These plans provide a life insurance cover while also guaranteeing tax-free returns and some life insurance products offer more than six per cent guaranteed returns on the premiums paid if you pay for a specific number of years and receive benefits as per the product design if it suits your needs. With options including a lump sum payment on maturity or regular payouts for years, these plans are being lapped up by those wanting to secure their loved ones while also earning guaranteed returns on their capital investment. Similarly, in the health insurance space, sales of critical illnesses health insurance cover and top-up plans have surged as more people gravitate towards securing themselves from financial risks that may arise in case of an illness.

From an industry perspective, life insurers were burdened by a high number of claims in the first half of FY2021-22 and have seen their bottom lines being severely dented as a result. There has been an increased focus on being more vigilant during the customer onboarding stage to weed out fraudulent or misrepresented claims.
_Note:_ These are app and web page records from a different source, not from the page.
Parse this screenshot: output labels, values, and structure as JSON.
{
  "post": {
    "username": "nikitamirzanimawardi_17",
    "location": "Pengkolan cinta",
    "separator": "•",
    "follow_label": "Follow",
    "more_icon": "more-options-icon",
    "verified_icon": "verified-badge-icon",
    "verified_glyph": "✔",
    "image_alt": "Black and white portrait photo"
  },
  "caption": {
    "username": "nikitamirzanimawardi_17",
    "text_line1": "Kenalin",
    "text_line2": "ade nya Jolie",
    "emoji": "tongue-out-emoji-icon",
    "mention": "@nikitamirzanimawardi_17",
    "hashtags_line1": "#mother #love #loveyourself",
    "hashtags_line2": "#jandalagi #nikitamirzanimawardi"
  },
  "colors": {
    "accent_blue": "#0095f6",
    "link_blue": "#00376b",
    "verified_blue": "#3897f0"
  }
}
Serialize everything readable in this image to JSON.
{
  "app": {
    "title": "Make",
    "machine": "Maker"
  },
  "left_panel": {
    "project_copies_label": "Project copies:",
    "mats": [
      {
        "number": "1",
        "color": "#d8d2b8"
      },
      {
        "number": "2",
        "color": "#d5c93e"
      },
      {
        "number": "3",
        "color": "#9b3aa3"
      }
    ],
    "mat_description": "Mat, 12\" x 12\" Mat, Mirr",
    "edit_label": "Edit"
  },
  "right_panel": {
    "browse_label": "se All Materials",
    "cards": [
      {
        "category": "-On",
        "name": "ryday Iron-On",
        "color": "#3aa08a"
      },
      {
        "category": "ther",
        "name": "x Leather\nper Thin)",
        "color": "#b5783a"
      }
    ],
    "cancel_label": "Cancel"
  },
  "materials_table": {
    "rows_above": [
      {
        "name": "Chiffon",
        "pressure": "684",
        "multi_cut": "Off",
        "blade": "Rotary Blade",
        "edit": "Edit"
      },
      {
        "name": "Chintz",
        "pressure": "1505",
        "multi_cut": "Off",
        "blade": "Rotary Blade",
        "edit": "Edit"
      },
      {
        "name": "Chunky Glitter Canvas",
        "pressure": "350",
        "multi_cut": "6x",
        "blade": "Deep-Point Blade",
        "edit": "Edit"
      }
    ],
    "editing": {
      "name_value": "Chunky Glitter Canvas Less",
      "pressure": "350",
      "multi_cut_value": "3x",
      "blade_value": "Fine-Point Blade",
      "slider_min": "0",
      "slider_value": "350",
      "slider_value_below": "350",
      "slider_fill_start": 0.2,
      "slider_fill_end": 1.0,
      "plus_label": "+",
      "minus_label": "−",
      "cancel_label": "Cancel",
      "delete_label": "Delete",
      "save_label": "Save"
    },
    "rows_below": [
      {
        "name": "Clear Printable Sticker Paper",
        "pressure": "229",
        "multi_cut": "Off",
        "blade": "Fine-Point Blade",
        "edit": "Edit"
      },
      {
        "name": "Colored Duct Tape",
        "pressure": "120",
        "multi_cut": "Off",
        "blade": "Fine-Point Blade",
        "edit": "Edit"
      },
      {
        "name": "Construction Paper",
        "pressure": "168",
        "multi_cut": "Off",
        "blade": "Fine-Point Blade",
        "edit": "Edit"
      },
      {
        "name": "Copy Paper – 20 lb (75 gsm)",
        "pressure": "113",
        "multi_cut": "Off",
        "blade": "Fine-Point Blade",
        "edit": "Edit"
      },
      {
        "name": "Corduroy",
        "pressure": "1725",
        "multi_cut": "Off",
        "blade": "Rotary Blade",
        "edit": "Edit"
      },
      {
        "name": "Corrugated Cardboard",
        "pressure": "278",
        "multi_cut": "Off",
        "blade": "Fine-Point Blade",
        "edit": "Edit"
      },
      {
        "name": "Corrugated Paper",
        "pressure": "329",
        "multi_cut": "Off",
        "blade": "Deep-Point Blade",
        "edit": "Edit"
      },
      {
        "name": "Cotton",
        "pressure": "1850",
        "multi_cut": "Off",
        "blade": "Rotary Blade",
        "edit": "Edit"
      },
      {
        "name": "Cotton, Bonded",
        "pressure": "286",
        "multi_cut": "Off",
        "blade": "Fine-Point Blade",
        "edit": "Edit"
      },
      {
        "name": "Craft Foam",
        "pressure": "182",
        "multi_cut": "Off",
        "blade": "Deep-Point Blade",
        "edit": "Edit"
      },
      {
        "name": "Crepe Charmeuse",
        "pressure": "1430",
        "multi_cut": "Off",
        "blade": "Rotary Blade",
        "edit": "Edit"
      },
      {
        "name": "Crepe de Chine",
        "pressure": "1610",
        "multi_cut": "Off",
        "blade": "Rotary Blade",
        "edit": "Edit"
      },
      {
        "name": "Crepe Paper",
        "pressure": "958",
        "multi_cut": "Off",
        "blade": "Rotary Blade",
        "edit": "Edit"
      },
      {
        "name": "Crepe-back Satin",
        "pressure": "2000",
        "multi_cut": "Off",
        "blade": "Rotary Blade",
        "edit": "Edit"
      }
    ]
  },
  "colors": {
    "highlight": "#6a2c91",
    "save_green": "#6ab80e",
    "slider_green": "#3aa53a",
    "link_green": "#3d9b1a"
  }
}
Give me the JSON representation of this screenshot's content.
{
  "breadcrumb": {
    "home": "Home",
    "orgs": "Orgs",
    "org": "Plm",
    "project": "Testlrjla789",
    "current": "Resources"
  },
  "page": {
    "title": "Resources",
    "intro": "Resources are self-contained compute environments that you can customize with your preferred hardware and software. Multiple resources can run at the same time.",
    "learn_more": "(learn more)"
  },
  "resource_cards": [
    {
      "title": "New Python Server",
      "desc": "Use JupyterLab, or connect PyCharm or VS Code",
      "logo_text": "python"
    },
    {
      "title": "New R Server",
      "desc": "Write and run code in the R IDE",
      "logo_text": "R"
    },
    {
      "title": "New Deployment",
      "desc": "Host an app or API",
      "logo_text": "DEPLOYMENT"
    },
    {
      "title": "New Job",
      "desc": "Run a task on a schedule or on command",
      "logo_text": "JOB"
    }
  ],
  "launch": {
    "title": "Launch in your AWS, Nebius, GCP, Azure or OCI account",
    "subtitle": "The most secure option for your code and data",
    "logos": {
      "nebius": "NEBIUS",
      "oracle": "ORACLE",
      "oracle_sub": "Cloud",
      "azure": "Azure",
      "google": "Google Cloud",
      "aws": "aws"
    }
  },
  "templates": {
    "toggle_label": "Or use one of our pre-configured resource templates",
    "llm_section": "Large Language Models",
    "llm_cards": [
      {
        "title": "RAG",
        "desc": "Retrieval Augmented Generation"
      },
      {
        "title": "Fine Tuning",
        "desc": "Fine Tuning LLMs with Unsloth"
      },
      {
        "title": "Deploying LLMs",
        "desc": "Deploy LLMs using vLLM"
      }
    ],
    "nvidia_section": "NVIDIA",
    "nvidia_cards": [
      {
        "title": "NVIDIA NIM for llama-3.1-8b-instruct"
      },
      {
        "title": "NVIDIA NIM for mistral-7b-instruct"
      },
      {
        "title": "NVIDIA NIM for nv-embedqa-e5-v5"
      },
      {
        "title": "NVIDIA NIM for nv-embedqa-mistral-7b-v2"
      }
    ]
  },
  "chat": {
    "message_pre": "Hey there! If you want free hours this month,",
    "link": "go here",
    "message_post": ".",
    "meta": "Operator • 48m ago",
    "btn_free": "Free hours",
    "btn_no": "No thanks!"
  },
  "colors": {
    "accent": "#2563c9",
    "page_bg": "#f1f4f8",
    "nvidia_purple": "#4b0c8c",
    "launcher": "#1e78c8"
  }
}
Additionally, life and general insurers are enhancing their efforts on data cleansing to mitigate insurance risks associated with individuals who have a history of suppressing pre-existing illnesses or health conditions.

Lastly, with both life and health insurance premiums having seen a moderate increase over pre-pandemic levels, pricing pressures could result in consumers moderating their policy coverage. In the case of life insurance premium rates, the increase was anticipated considering the historically low term rates in India and tougher underwriting norms employed since the pandemic.

Nevertheless, with the COVID-19 pandemic entering the endemic stage and the world gradually returning to normalcy, we may see these inflationary pressures wane gradually. It will be crucial for insurers to sustain the current demand curve by introducing tailored insurance products aimed at fulfilling the requirements of India’s large uninsured population base.

Bikash Choudhary is the Appointed Actuary and Chief Risk Officer at Future Generali India Life Insurance Company Ltd.

First Published: 07 Apr 2022, 12:20 PM IST